Plaintiff's motion for a TRO and/or preliminary injunction (Doc. 1) is DENIED without prejudice. Before dismissing this action, however, Plaintiff should be given an opportunity to amend it to address the deficiencies noted in this Memorandum and Order. Specifically, if Plaintiff still wishes to pursue this action, then Plaintiff is ORDERED to file a CIVIL COMPLAINT within thirty (30) days of the date of this Memorandum and Order. In his civil complaint, Plaintiff shall (1) identify each defendant against whom he seeks relief; (2) state the type of relief he seeks against each defendant (damages, injunctive, or declaratory); (3) a brief statement of the facts supporting the requested relief against each defendant.
IT IS FURTHER ORDERED that if Plaintiff seeks injunctive relief (whether as part of his complaint or separately in a motion for a TRO or preliminary injunction), Plaintiff shall identify the irreparable injury he will incur if the injunction is not issued and Plaintiff shall identify the exact defendants and the exact actions he would like this Court to enjoin.
If Plaintiff fails to file a civil complaint as above-described in the time specified, then IT IS HEREBY ORDERED that this Court will DISMISS this action with prejudice pursuant to 28 U.S.C. § 1915A for failing to state a claim upon which relief may be granted and pursuant to Rule 41(b) of the Federal Rules of Civil Procedure.
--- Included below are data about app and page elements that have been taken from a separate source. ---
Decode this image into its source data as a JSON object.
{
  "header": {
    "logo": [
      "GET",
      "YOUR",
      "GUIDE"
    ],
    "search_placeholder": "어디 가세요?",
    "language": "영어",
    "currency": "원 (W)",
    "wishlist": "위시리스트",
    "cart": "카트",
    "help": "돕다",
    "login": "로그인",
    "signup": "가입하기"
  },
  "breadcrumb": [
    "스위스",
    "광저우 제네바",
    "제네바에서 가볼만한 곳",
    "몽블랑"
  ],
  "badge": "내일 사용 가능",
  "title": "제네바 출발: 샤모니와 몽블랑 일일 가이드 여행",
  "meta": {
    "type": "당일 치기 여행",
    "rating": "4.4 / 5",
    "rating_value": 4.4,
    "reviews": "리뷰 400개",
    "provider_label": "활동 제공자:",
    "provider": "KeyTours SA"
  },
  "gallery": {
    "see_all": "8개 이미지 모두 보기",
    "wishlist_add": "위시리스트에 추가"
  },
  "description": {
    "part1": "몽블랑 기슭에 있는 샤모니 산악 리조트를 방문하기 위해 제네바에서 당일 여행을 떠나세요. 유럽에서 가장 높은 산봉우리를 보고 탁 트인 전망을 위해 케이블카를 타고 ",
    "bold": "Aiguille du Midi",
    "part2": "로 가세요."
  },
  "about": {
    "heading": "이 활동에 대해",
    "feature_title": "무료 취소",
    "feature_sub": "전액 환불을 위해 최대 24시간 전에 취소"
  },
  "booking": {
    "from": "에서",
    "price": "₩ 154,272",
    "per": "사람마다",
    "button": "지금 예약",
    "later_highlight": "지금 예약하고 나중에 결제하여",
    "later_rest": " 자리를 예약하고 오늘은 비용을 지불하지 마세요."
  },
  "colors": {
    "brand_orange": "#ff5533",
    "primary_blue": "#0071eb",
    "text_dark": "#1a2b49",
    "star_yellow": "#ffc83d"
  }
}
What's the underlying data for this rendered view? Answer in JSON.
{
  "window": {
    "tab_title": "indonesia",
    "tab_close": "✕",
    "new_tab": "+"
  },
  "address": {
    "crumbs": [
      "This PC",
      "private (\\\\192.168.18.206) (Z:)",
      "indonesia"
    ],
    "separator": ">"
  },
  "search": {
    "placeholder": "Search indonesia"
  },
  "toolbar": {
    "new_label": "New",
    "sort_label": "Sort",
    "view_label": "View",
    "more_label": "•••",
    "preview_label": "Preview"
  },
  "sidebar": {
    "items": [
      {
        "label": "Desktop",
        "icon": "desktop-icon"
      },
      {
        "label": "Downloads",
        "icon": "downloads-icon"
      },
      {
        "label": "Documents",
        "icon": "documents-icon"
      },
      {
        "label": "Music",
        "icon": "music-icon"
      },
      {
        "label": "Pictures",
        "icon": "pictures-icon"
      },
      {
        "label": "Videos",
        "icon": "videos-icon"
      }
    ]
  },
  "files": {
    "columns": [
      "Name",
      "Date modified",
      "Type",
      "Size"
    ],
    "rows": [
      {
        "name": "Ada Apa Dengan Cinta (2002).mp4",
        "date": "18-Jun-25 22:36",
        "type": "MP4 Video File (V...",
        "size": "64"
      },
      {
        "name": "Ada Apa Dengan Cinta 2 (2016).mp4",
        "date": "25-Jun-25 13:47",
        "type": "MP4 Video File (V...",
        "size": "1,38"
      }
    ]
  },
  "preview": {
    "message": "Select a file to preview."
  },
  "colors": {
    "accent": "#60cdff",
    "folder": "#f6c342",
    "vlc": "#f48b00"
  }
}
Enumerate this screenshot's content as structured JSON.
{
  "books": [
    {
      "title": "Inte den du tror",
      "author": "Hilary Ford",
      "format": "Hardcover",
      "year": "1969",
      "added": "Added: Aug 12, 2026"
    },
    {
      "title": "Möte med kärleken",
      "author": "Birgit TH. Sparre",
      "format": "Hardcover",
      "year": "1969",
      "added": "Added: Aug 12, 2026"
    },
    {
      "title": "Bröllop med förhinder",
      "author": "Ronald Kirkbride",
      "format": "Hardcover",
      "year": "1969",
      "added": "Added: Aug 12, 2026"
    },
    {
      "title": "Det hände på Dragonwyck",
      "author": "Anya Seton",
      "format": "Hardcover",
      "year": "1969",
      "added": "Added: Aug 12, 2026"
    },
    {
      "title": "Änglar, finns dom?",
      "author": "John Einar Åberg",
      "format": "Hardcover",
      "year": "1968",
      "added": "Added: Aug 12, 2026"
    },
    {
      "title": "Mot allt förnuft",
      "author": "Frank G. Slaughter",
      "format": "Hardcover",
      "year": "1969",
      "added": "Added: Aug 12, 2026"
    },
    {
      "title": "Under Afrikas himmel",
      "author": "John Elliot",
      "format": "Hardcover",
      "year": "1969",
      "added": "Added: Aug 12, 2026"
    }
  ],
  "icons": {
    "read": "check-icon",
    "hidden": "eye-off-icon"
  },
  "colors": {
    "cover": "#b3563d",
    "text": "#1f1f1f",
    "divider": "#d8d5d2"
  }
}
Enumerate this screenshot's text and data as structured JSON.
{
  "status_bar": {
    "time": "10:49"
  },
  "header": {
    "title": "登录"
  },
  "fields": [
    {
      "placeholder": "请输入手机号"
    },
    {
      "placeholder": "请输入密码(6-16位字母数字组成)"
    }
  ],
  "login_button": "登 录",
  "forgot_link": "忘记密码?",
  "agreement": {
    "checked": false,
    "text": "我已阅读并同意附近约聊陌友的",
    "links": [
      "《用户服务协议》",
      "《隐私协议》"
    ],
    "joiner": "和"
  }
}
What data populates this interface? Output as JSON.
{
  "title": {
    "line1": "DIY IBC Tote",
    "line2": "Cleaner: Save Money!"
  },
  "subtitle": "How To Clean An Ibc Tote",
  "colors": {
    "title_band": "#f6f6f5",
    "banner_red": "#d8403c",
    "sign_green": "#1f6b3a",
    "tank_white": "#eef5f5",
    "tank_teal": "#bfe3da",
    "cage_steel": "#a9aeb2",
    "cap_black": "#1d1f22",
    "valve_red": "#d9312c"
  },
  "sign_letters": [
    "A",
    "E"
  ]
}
Plaintiff is ADVISED that a dismissal under § 1915A will count as a "strike" under the provisions of 28 U.S.C. § 1915(g)
IT IS SO ORDERED.
David R. Herndon DISTRICT JUDGE